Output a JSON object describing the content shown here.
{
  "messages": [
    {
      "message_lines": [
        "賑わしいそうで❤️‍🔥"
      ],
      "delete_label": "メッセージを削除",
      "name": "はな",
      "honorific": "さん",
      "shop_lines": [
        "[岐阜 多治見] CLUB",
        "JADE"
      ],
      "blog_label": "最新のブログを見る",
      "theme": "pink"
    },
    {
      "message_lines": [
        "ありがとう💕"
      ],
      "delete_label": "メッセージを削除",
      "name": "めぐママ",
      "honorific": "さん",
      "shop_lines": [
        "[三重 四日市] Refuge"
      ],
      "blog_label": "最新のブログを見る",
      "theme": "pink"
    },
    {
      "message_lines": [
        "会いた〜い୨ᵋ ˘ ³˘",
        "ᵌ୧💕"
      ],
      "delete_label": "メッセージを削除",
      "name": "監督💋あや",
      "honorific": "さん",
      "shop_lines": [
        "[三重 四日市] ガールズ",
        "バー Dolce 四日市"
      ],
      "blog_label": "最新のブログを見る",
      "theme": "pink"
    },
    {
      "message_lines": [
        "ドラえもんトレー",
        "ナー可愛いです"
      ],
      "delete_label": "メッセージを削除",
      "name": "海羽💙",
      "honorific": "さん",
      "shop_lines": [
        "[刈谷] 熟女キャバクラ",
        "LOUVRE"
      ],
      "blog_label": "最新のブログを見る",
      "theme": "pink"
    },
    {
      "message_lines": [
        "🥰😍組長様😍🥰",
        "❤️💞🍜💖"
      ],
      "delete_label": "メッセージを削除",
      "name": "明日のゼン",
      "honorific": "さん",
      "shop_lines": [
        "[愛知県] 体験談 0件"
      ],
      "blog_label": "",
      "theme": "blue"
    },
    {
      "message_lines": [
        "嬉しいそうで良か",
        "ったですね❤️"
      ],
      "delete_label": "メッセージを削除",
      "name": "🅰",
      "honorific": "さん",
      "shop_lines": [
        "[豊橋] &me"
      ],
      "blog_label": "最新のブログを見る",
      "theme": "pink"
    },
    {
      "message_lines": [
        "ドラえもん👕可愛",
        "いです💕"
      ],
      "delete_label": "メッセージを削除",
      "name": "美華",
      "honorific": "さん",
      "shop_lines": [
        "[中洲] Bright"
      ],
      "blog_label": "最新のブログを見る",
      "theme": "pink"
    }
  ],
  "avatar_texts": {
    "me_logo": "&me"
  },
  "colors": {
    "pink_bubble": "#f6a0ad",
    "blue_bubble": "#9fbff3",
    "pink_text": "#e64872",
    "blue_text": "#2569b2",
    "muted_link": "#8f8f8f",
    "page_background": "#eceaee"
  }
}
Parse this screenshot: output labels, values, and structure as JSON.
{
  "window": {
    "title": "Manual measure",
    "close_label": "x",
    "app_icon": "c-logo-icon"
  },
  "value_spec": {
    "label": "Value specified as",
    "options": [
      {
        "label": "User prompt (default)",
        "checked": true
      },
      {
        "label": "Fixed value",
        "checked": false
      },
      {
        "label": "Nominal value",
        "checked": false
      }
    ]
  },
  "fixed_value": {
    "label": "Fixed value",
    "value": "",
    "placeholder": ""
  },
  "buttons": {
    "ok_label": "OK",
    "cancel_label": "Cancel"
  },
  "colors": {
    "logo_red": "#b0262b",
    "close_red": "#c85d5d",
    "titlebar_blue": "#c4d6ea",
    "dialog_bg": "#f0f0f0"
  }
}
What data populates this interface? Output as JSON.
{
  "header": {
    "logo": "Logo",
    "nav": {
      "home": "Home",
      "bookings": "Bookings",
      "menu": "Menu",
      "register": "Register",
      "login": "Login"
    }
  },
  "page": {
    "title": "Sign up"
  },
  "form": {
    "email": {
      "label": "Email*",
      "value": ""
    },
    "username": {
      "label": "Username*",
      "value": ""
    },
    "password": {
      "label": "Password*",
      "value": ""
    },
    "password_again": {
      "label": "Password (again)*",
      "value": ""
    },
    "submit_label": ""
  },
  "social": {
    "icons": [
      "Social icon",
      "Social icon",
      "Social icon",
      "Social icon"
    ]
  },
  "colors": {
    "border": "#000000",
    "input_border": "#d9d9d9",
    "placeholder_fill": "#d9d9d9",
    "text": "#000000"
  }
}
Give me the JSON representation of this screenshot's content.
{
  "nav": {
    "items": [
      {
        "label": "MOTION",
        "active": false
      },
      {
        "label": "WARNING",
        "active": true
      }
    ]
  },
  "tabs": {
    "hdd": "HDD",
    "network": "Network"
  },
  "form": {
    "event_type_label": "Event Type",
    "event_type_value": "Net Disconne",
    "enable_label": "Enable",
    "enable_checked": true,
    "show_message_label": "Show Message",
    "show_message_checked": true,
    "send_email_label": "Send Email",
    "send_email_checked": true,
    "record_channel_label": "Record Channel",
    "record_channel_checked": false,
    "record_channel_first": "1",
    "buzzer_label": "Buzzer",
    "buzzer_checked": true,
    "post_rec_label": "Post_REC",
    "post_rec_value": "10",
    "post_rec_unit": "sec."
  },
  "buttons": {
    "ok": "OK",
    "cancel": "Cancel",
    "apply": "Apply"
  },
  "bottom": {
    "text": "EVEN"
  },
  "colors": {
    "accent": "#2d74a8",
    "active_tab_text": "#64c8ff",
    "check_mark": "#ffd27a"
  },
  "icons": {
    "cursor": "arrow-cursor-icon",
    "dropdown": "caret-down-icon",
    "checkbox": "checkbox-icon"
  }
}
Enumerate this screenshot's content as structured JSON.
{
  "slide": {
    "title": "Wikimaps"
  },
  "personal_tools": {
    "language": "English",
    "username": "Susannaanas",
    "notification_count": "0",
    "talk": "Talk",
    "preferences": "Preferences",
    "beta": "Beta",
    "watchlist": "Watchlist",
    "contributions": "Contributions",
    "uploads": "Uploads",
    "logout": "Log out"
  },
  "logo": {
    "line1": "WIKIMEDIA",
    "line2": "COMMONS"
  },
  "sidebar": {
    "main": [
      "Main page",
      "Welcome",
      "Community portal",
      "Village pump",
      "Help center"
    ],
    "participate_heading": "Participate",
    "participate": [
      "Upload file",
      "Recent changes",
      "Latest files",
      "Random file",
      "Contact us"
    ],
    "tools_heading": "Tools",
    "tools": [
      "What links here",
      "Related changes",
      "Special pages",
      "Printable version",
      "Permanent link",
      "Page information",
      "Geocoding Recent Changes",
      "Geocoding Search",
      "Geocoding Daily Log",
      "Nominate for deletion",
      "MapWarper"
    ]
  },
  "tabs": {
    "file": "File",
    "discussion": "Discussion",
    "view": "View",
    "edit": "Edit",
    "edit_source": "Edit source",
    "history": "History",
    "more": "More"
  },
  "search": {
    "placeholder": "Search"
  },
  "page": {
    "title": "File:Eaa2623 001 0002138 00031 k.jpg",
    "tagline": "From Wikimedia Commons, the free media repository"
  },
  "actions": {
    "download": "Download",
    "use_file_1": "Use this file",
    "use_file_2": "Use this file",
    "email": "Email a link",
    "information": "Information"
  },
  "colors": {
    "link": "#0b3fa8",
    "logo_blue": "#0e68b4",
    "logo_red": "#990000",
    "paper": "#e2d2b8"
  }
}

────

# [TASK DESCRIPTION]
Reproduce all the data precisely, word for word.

# [ANSWER BELOW]
Output a JSON object describing the content shown here.
{
  "messages": [
    {
      "message_lines": [
        "賑わしいそうで❤️‍🔥"
      ],
      "delete_label": "メッセージを削除",
      "name": "はな",
      "honorific": "さん",
      "shop_lines": [
        "[岐阜 多治見] CLUB",
        "JADE"
      ],
      "blog_label": "最新のブログを見る",
      "theme": "pink"
    },
    {
      "message_lines": [
        "ありがとう💕"
      ],
      "delete_label": "メッセージを削除",
      "name": "めぐママ",
      "honorific": "さん",
      "shop_lines": [
        "[三重 四日市] Refuge"
      ],
      "blog_label": "最新のブログを見る",
      "theme": "pink"
    },
    {
      "message_lines": [
        "会いた〜い୨ᵋ ˘ ³˘",
        "ᵌ୧💕"
      ],
      "delete_label": "メッセージを削除",
      "name": "監督💋あや",
      "honorific": "さん",
      "shop_lines": [
        "[三重 四日市] ガールズ",
        "バー Dolce 四日市"
      ],
      "blog_label": "最新のブログを見る",
      "theme": "pink"
    },
    {
      "message_lines": [
        "ドラえもんトレー",
        "ナー可愛いです"
      ],
      "delete_label": "メッセージを削除",
      "name": "海羽💙",
      "honorific": "さん",
      "shop_lines": [
        "[刈谷] 熟女キャバクラ",
        "LOUVRE"
      ],
      "blog_label": "最新のブログを見る",
      "theme": "pink"
    },
    {
      "message_lines": [
        "🥰😍組長様😍🥰",
        "❤️💞🍜💖"
      ],
      "delete_label": "メッセージを削除",
      "name": "明日のゼン",
      "honorific": "さん",
      "shop_lines": [
        "[愛知県] 体験談 0件"
      ],
      "blog_label": "",
      "theme": "blue"
    },
    {
      "message_lines": [
        "嬉しいそうで良か",
        "ったですね❤️"
      ],
      "delete_label": "メッセージを削除",
      "name": "🅰",
      "honorific": "さん",
      "shop_lines": [
        "[豊橋] &me"
      ],
      "blog_label": "最新のブログを見る",
      "theme": "pink"
    },
    {
      "message_lines": [
        "ドラえもん👕可愛",
        "いです💕"
      ],
      "delete_label": "メッセージを削除",
      "name": "美華",
      "honorific": "さん",
      "shop_lines": [
        "[中洲] Bright"
      ],
      "blog_label": "最新のブログを見る",
      "theme": "pink"
    }
  ],
  "avatar_texts": {
    "me_logo": "&me"
  },
  "colors": {
    "pink_bubble": "#f6a0ad",
    "blue_bubble": "#9fbff3",
    "pink_text": "#e64872",
    "blue_text": "#2569b2",
    "muted_link": "#8f8f8f",
    "page_background": "#eceaee"
  }
}
Parse this screenshot: output labels, values, and structure as JSON.
{
  "window": {
    "title": "Manual measure",
    "close_label": "x",
    "app_icon": "c-logo-icon"
  },
  "value_spec": {
    "label": "Value specified as",
    "options": [
      {
        "label": "User prompt (default)",
        "checked": true
      },
      {
        "label": "Fixed value",
        "checked": false
      },
      {
        "label": "Nominal value",
        "checked": false
      }
    ]
  },
  "fixed_value": {
    "label": "Fixed value",
    "value": "",
    "placeholder": ""
  },
  "buttons": {
    "ok_label": "OK",
    "cancel_label": "Cancel"
  },
  "colors": {
    "logo_red": "#b0262b",
    "close_red": "#c85d5d",
    "titlebar_blue": "#c4d6ea",
    "dialog_bg": "#f0f0f0"
  }
}
What data populates this interface? Output as JSON.
{
  "header": {
    "logo": "Logo",
    "nav": {
      "home": "Home",
      "bookings": "Bookings",
      "menu": "Menu",
      "register": "Register",
      "login": "Login"
    }
  },
  "page": {
    "title": "Sign up"
  },
  "form": {
    "email": {
      "label": "Email*",
      "value": ""
    },
    "username": {
      "label": "Username*",
      "value": ""
    },
    "password": {
      "label": "Password*",
      "value": ""
    },
    "password_again": {
      "label": "Password (again)*",
      "value": ""
    },
    "submit_label": ""
  },
  "social": {
    "icons": [
      "Social icon",
      "Social icon",
      "Social icon",
      "Social icon"
    ]
  },
  "colors": {
    "border": "#000000",
    "input_border": "#d9d9d9",
    "placeholder_fill": "#d9d9d9",
    "text": "#000000"
  }
}
Give me the JSON representation of this screenshot's content.
{
  "nav": {
    "items": [
      {
        "label": "MOTION",
        "active": false
      },
      {
        "label": "WARNING",
        "active": true
      }
    ]
  },
  "tabs": {
    "hdd": "HDD",
    "network": "Network"
  },
  "form": {
    "event_type_label": "Event Type",
    "event_type_value": "Net Disconne",
    "enable_label": "Enable",
    "enable_checked": true,
    "show_message_label": "Show Message",
    "show_message_checked": true,
    "send_email_label": "Send Email",
    "send_email_checked": true,
    "record_channel_label": "Record Channel",
    "record_channel_checked": false,
    "record_channel_first": "1",
    "buzzer_label": "Buzzer",
    "buzzer_checked": true,
    "post_rec_label": "Post_REC",
    "post_rec_value": "10",
    "post_rec_unit": "sec."
  },
  "buttons": {
    "ok": "OK",
    "cancel": "Cancel",
    "apply": "Apply"
  },
  "bottom": {
    "text": "EVEN"
  },
  "colors": {
    "accent": "#2d74a8",
    "active_tab_text": "#64c8ff",
    "check_mark": "#ffd27a"
  },
  "icons": {
    "cursor": "arrow-cursor-icon",
    "dropdown": "caret-down-icon",
    "checkbox": "checkbox-icon"
  }
}
Enumerate this screenshot's content as structured JSON.
{
  "slide": {
    "title": "Wikimaps"
  },
  "personal_tools": {
    "language": "English",
    "username": "Susannaanas",
    "notification_count": "0",
    "talk": "Talk",
    "preferences": "Preferences",
    "beta": "Beta",
    "watchlist": "Watchlist",
    "contributions": "Contributions",
    "uploads": "Uploads",
    "logout": "Log out"
  },
  "logo": {
    "line1": "WIKIMEDIA",
    "line2": "COMMONS"
  },
  "sidebar": {
    "main": [
      "Main page",
      "Welcome",
      "Community portal",
      "Village pump",
      "Help center"
    ],
    "participate_heading": "Participate",
    "participate": [
      "Upload file",
      "Recent changes",
      "Latest files",
      "Random file",
      "Contact us"
    ],
    "tools_heading": "Tools",
    "tools": [
      "What links here",
      "Related changes",
      "Special pages",
      "Printable version",
      "Permanent link",
      "Page information",
      "Geocoding Recent Changes",
      "Geocoding Search",
      "Geocoding Daily Log",
      "Nominate for deletion",
      "MapWarper"
    ]
  },
  "tabs": {
    "file": "File",
    "discussion": "Discussion",
    "view": "View",
    "edit": "Edit",
    "edit_source": "Edit source",
    "history": "History",
    "more": "More"
  },
  "search": {
    "placeholder": "Search"
  },
  "page": {
    "title": "File:Eaa2623 001 0002138 00031 k.jpg",
    "tagline": "From Wikimedia Commons, the free media repository"
  },
  "actions": {
    "download": "Download",
    "use_file_1": "Use this file",
    "use_file_2": "Use this file",
    "email": "Email a link",
    "information": "Information"
  },
  "colors": {
    "link": "#0b3fa8",
    "logo_blue": "#0e68b4",
    "logo_red": "#990000",
    "paper": "#e2d2b8"
  }
}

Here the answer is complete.